> [Data provided]
= = = =

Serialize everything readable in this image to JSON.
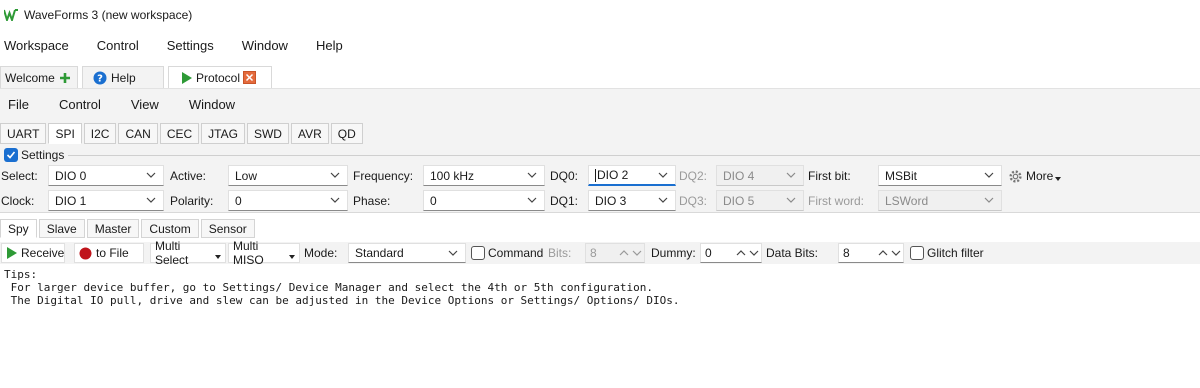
{
  "window": {
    "title": "WaveForms 3 (new workspace)"
  },
  "main_menu": [
    "Workspace",
    "Control",
    "Settings",
    "Window",
    "Help"
  ],
  "workspace_tabs": {
    "welcome": "Welcome",
    "help": "Help",
    "protocol": "Protocol"
  },
  "protocol_menu": [
    "File",
    "Control",
    "View",
    "Window"
  ],
  "protocol_tabs": [
    "UART",
    "SPI",
    "I2C",
    "CAN",
    "CEC",
    "JTAG",
    "SWD",
    "AVR",
    "QD"
  ],
  "settings": {
    "label": "Settings",
    "select_label": "Select:",
    "select_value": "DIO 0",
    "clock_label": "Clock:",
    "clock_value": "DIO 1",
    "active_label": "Active:",
    "active_value": "Low",
    "polarity_label": "Polarity:",
    "polarity_value": "0",
    "frequency_label": "Frequency:",
    "frequency_value": "100 kHz",
    "phase_label": "Phase:",
    "phase_value": "0",
    "dq0_label": "DQ0:",
    "dq0_value": "DIO 2",
    "dq1_label": "DQ1:",
    "dq1_value": "DIO 3",
    "dq2_label": "DQ2:",
    "dq2_value": "DIO 4",
    "dq3_label": "DQ3:",
    "dq3_value": "DIO 5",
    "first_bit_label": "First bit:",
    "first_bit_value": "MSBit",
    "first_word_label": "First word:",
    "first_word_value": "LSWord",
    "more_label": "More"
  },
  "mode_tabs": [
    "Spy",
    "Slave",
    "Master",
    "Custom",
    "Sensor"
  ],
  "spy_toolbar": {
    "receive": "Receive",
    "to_file": "to File",
    "multi_select": "Multi Select",
    "multi_miso": "Multi MISO",
    "mode_label": "Mode:",
    "mode_value": "Standard",
    "command_label": "Command",
    "bits_label": "Bits:",
    "bits_value": "8",
    "dummy_label": "Dummy:",
    "dummy_value": "0",
    "data_bits_label": "Data Bits:",
    "data_bits_value": "8",
    "glitch_label": "Glitch filter"
  },
  "console": {
    "line1": "Tips:",
    "line2": " For larger device buffer, go to Settings/ Device Manager and select the 4th or 5th configuration.",
    "line3": " The Digital IO pull, drive and slew can be adjusted in the Device Options or Settings/ Options/ DIOs."
  },
  "colors": {
    "accent": "#1a6fd0",
    "play_green": "#2e9a36",
    "record_red": "#c0141b",
    "close_orange": "#e46a3c",
    "band": "#f3f3f3"
  }
}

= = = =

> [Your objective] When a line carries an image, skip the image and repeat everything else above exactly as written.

> [Problem solution]
Serialize everything readable in this image to JSON.
{
  "window": {
    "title": "WaveForms 3 (new workspace)"
  },
  "main_menu": [
    "Workspace",
    "Control",
    "Settings",
    "Window",
    "Help"
  ],
  "workspace_tabs": {
    "welcome": "Welcome",
    "help": "Help",
    "protocol": "Protocol"
  },
  "protocol_menu": [
    "File",
    "Control",
    "View",
    "Window"
  ],
  "protocol_tabs": [
    "UART",
    "SPI",
    "I2C",
    "CAN",
    "CEC",
    "JTAG",
    "SWD",
    "AVR",
    "QD"
  ],
  "settings": {
    "label": "Settings",
    "select_label": "Select:",
    "select_value": "DIO 0",
    "clock_label": "Clock:",
    "clock_value": "DIO 1",
    "active_label": "Active:",
    "active_value": "Low",
    "polarity_label": "Polarity:",
    "polarity_value": "0",
    "frequency_label": "Frequency:",
    "frequency_value": "100 kHz",
    "phase_label": "Phase:",
    "phase_value": "0",
    "dq0_label": "DQ0:",
    "dq0_value": "DIO 2",
    "dq1_label": "DQ1:",
    "dq1_value": "DIO 3",
    "dq2_label": "DQ2:",
    "dq2_value": "DIO 4",
    "dq3_label": "DQ3:",
    "dq3_value": "DIO 5",
    "first_bit_label": "First bit:",
    "first_bit_value": "MSBit",
    "first_word_label": "First word:",
    "first_word_value": "LSWord",
    "more_label": "More"
  },
  "mode_tabs": [
    "Spy",
    "Slave",
    "Master",
    "Custom",
    "Sensor"
  ],
  "spy_toolbar": {
    "receive": "Receive",
    "to_file": "to File",
    "multi_select": "Multi Select",
    "multi_miso": "Multi MISO",
    "mode_label": "Mode:",
    "mode_value": "Standard",
    "command_label": "Command",
    "bits_label": "Bits:",
    "bits_value": "8",
    "dummy_label": "Dummy:",
    "dummy_value": "0",
    "data_bits_label": "Data Bits:",
    "data_bits_value": "8",
    "glitch_label": "Glitch filter"
  },
  "console": {
    "line1": "Tips:",
    "line2": " For larger device buffer, go to Settings/ Device Manager and select the 4th or 5th configuration.",
    "line3": " The Digital IO pull, drive and slew can be adjusted in the Device Options or Settings/ Options/ DIOs."
  },
  "colors": {
    "accent": "#1a6fd0",
    "play_green": "#2e9a36",
    "record_red": "#c0141b",
    "close_orange": "#e46a3c",
    "band": "#f3f3f3"
  }
}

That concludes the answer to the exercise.